Beginning your project with proper surveying techniques will enable you to mitigate the challenges of changing site conditions. Continuing to monitor your site with the right tools and technology can also help you manage site conditions by:
- Creating accurate cut and fill maps: Modern technology will precisely calculate, measure and generate cut and fill maps that account for varying site conditions.
- Boosting efficiency: You can streamline operations with the right tools and technology, driving your productivity.
- Saving time and costs: Using advanced tools and proper surveying techniques can save you significant time, energy and costs throughout your project.
3. Slope Stability
A stable slope can support its own weight and other external forces without soil or rock displacement. Creating this stability is essential in cut and fill operations. Aerated soil or miscalculated cut and fill slopes can lead to significant issues later in the project.
Balanced, stable and safe cut and fill slopes can be accomplished with accurate data collection and mapping. Modern tools and technology can bring the precision your worksite needs to mitigate slope stability challenges and ensure safety and efficiency.
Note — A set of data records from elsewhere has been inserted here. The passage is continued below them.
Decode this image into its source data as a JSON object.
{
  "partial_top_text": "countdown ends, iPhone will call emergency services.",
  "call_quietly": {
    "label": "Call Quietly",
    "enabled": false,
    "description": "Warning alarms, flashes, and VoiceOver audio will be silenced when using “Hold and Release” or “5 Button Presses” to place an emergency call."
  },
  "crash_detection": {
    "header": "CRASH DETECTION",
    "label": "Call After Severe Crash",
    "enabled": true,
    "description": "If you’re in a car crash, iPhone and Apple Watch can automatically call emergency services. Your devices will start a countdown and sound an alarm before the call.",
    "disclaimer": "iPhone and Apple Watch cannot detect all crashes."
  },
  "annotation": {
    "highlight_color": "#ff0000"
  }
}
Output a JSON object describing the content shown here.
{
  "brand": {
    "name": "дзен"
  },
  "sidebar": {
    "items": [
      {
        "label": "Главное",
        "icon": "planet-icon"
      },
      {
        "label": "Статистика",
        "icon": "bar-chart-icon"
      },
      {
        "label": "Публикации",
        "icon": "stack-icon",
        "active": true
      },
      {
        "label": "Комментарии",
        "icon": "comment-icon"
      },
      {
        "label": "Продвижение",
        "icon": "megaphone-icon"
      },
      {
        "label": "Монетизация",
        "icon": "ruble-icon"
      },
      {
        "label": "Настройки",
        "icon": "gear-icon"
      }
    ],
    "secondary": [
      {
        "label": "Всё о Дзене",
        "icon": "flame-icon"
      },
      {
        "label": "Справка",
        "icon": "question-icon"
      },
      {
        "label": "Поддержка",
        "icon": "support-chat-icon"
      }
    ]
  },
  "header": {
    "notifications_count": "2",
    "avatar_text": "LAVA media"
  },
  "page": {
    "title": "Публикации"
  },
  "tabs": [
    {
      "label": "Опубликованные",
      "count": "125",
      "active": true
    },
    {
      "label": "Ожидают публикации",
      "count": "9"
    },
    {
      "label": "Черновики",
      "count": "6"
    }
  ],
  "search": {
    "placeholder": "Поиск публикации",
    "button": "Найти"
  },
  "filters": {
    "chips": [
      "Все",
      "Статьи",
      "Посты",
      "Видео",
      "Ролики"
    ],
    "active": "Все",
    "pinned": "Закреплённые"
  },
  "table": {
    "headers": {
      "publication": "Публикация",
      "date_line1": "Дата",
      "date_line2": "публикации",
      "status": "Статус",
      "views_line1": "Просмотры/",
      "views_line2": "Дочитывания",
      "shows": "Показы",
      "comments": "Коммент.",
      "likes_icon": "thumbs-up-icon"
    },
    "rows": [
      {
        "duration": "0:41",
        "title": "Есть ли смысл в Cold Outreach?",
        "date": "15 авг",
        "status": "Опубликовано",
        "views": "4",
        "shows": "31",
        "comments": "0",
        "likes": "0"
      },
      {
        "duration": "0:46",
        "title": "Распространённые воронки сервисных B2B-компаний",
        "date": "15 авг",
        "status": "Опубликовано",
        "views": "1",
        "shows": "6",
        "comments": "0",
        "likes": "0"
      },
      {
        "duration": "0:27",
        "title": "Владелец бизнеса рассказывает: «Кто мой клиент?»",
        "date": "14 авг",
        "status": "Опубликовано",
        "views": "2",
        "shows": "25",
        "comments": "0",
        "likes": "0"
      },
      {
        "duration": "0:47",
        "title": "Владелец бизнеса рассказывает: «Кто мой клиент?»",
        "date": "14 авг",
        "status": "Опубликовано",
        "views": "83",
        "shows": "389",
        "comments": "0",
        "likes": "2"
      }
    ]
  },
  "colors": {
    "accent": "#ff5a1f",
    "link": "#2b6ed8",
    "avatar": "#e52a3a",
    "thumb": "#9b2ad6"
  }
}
You can also manage slope stability risks using risk management practices that improve cut and fill mapping and ensure accuracy. Consider implementing procedures such as:
- Identifying risks: Brainstorm what risks your workforce could encounter when mapping cut and fill construction, collecting data, reviewing slopes, performing calculations and working safely on the site.
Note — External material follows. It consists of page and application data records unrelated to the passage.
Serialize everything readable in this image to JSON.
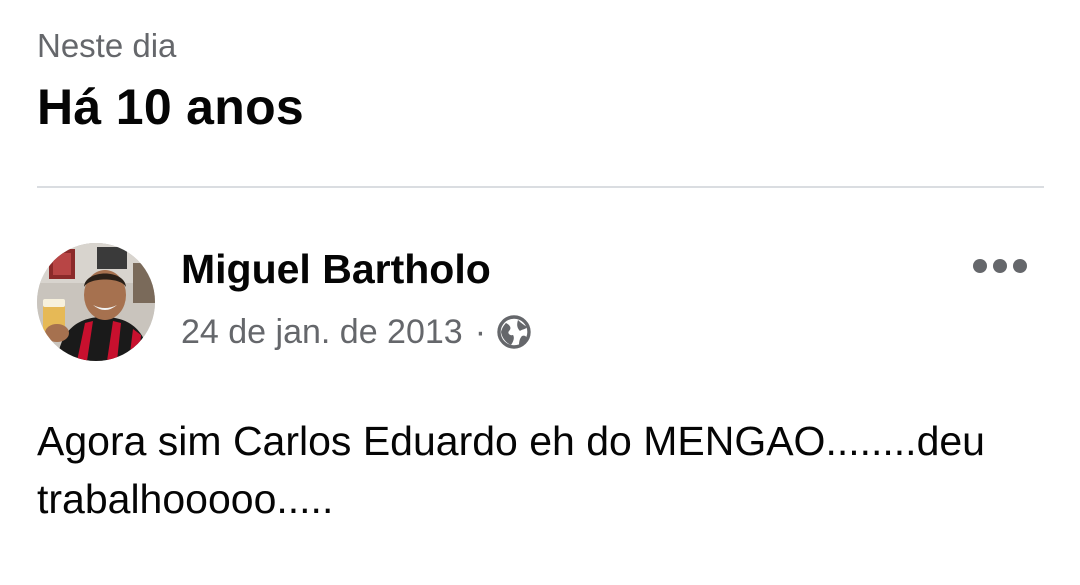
{
  "header": {
    "subtitle": "Neste dia",
    "title": "Há 10 anos"
  },
  "post": {
    "author": "Miguel Bartholo",
    "date": "24 de jan. de 2013",
    "separator": "·",
    "privacy_icon": "globe-icon",
    "more_icon": "more-horizontal-icon",
    "text": "Agora sim Carlos Eduardo eh do MENGAO........deu trabalhooooo....."
  },
  "colors": {
    "primary_text": "#050505",
    "secondary_text": "#65676b",
    "divider": "#dadde1",
    "team_red": "#c8102e"
  }
}
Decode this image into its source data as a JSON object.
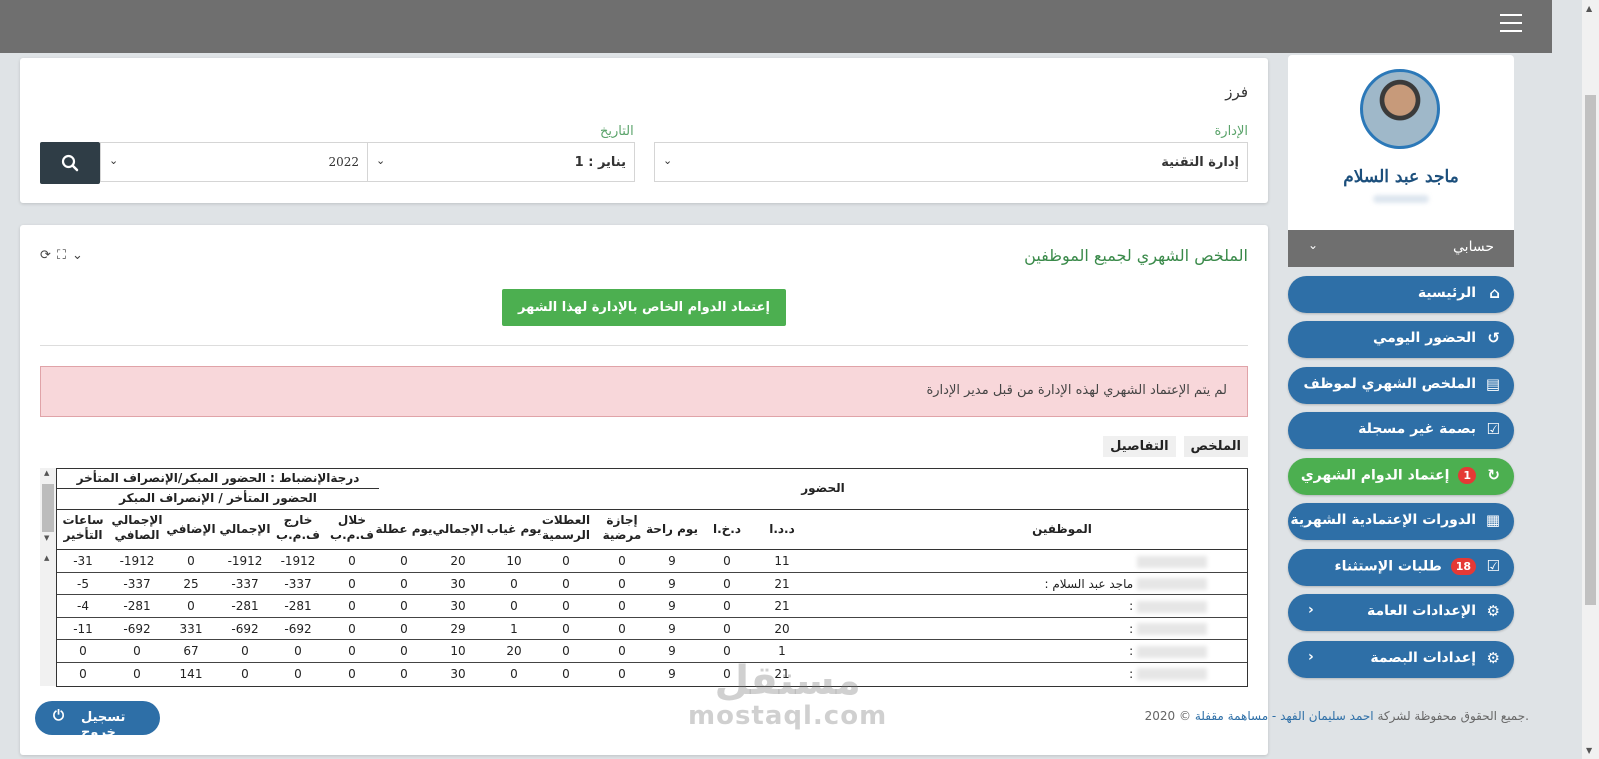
{
  "header": {
    "menu_icon": "hamburger-icon"
  },
  "profile": {
    "name": "ماجد عبد السلام",
    "account_label": "حسابي"
  },
  "nav": [
    {
      "label": "الرئيسية",
      "icon": "home-icon",
      "glyph": "⌂"
    },
    {
      "label": "الحضور اليومي",
      "icon": "history-icon",
      "glyph": "↺"
    },
    {
      "label": "الملخص الشهري لموظف",
      "icon": "document-icon",
      "glyph": "▤"
    },
    {
      "label": "بصمة غير مسجلة",
      "icon": "checkbox-icon",
      "glyph": "☑"
    },
    {
      "label": "إعتماد الدوام الشهري",
      "icon": "approve-icon",
      "glyph": "↻",
      "badge": "1"
    },
    {
      "label": "الدورات الإعتمادية الشهرية",
      "icon": "table-icon",
      "glyph": "▦"
    },
    {
      "label": "طلبات الإستثناء",
      "icon": "checkbox-icon",
      "glyph": "☑",
      "badge": "18"
    },
    {
      "label": "الإعدادات العامة",
      "icon": "cogs-icon",
      "glyph": "⚙"
    },
    {
      "label": "إعدادات البصمة",
      "icon": "cogs-icon",
      "glyph": "⚙"
    }
  ],
  "filter": {
    "title": "فرز",
    "department_label": "الإدارة",
    "department_value": "إدارة التقنية",
    "date_label": "التاريخ",
    "month_value": "1 : يناير",
    "year_value": "2022"
  },
  "summary": {
    "title": "الملخص الشهري لجميع الموظفين",
    "approve_button": "إعتماد الدوام الخاص بالإدارة لهذا الشهر",
    "alert": "لم يتم الإعتماد الشهري لهذه الإدارة من قبل مدير الإدارة",
    "tab_summary": "الملخص",
    "tab_details": "التفاصيل"
  },
  "table": {
    "group_attendance": "الحضور",
    "group_discipline": "درجةالإنضباط : الحضور المبكر/الإنصراف المتأخر",
    "group_late": "الحضور المتأخر / الإنصراف المبكر",
    "col_employees": "الموظفين",
    "columns": [
      "د.د.ا",
      "د.خ.ا",
      "يوم راحة",
      "إجازة مرضية",
      "العطلات الرسمية",
      "يوم غياب",
      "الإجمالي",
      "يوم عطلة",
      "خلال ف.م.ب",
      "خارج ف.م.ب",
      "الإجمالي",
      "الإضافي",
      "الإجمالي الصافي",
      "ساعات التأخير"
    ],
    "rows": [
      {
        "name": "",
        "values": [
          "11",
          "0",
          "9",
          "0",
          "0",
          "10",
          "20",
          "0",
          "0",
          "-1912",
          "-1912",
          "0",
          "-1912",
          "-31"
        ]
      },
      {
        "name": ": ماجد عبد السلام",
        "values": [
          "21",
          "0",
          "9",
          "0",
          "0",
          "0",
          "30",
          "0",
          "0",
          "-337",
          "-337",
          "25",
          "-337",
          "-5"
        ]
      },
      {
        "name": ":",
        "values": [
          "21",
          "0",
          "9",
          "0",
          "0",
          "0",
          "30",
          "0",
          "0",
          "-281",
          "-281",
          "0",
          "-281",
          "-4"
        ]
      },
      {
        "name": ":",
        "values": [
          "20",
          "0",
          "9",
          "0",
          "0",
          "1",
          "29",
          "0",
          "0",
          "-692",
          "-692",
          "331",
          "-692",
          "-11"
        ]
      },
      {
        "name": ":",
        "values": [
          "1",
          "0",
          "9",
          "0",
          "0",
          "20",
          "10",
          "0",
          "0",
          "0",
          "0",
          "67",
          "0",
          "0"
        ]
      },
      {
        "name": ":",
        "values": [
          "21",
          "0",
          "9",
          "0",
          "0",
          "0",
          "30",
          "0",
          "0",
          "0",
          "0",
          "141",
          "0",
          "0"
        ]
      }
    ]
  },
  "footer": {
    "prefix": "جميع الحقوق محفوظة لشركة",
    "company": "احمد سليمان الفهد - مساهمة مقفلة",
    "suffix": "© 2020."
  },
  "logout": "تسجيل خروج",
  "watermark": {
    "line1": "مستقل",
    "line2": "mostaql.com"
  },
  "colors": {
    "primary": "#2e6fa7",
    "success": "#4caf50",
    "topbar": "#6f6f6f",
    "alert_bg": "#f8d7da"
  }
}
- Assessing potential impact: Rank risks based on their impact on budgets, deadlines, slope stability and worksite safety to determine which risks require priority attention.
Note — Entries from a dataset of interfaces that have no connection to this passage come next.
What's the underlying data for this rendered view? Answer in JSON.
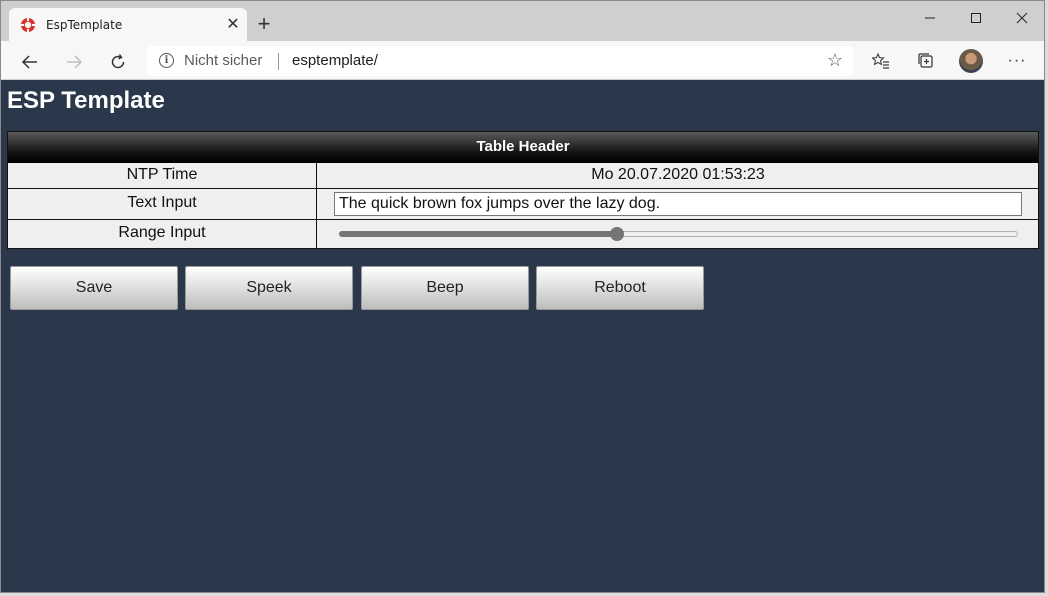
{
  "browser": {
    "tab_title": "EspTemplate",
    "tab_close": "✕",
    "new_tab": "+",
    "security_label": "Nicht sicher",
    "url": "esptemplate/",
    "icons": [
      "favicon-icon",
      "close-icon",
      "plus-icon",
      "minimize-icon",
      "maximize-icon",
      "close-window-icon",
      "back-icon",
      "forward-icon",
      "reload-icon",
      "info-icon",
      "star-icon",
      "favorites-icon",
      "collections-icon",
      "profile-icon",
      "more-icon"
    ]
  },
  "page": {
    "title": "ESP Template",
    "table": {
      "header": "Table Header",
      "rows": [
        {
          "label": "NTP Time",
          "value": "Mo 20.07.2020 01:53:23"
        },
        {
          "label": "Text Input",
          "value": "The quick brown fox jumps over the lazy dog."
        },
        {
          "label": "Range Input",
          "value": 0.41
        }
      ]
    },
    "buttons": [
      "Save",
      "Speek",
      "Beep",
      "Reboot"
    ]
  },
  "colors": {
    "page_background": "#2b374a",
    "header_background": "#000000",
    "table_background": "#efefef",
    "favicon": "#d9342b"
  }
}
- Preparing a response: Decide how you will mitigate each risk, such as using 3D modeling to ensure accurate calculations for mapping or drone surveying to keep your workforce safe when gathering data.
- Monitoring conditions: Consistently track and evaluate project progress, especially during cut and fill operations, to ensure your workforce follows risk management practices.
Work With the Data Preparation Experts
The cut and fill process is an extremely useful process for excavation in residential, commercial and roadwork projects. However, while cut and fill makes use of existing terrain, it requires detailed planning to be as effective as possible. To accomplish this goal, project planners need detailed cut and fill maps — that means they need survey equipment to get terrain information and software to process and visualize data in a meaningful way. Take-off Professionals can help.
Take-off Professionals prepares 3D models and performs related services for a wide variety of industries, from commercial construction to civil engineering projects. Our innovative data services are available to help take your terrain data and turn it into meaningful models that you can use for your next cut and fill project.
TOPS works with a wide range of systems, so we can provide services to as many companies as possible. We work with data from Carlson, Leica, Topcon and Trimble equipment and can provide models in any format you need, whether your engineers use Civil 3D, MicroStation or another design software. We can even work with multi-brand fleets.
When you work with us, you can trust our decades of knowledge and experience as well as our innovative GPS and 3D machine control services technology. With our tools and services, your business can gain detailed insights into your project to help make the most of your cut and fill terrain.
Want to learn more about our models and how they can help on your next cut and fill project? You can get in touch with our team of data preparation experts right away by completing our online contact form or calling us at 623-323-8441.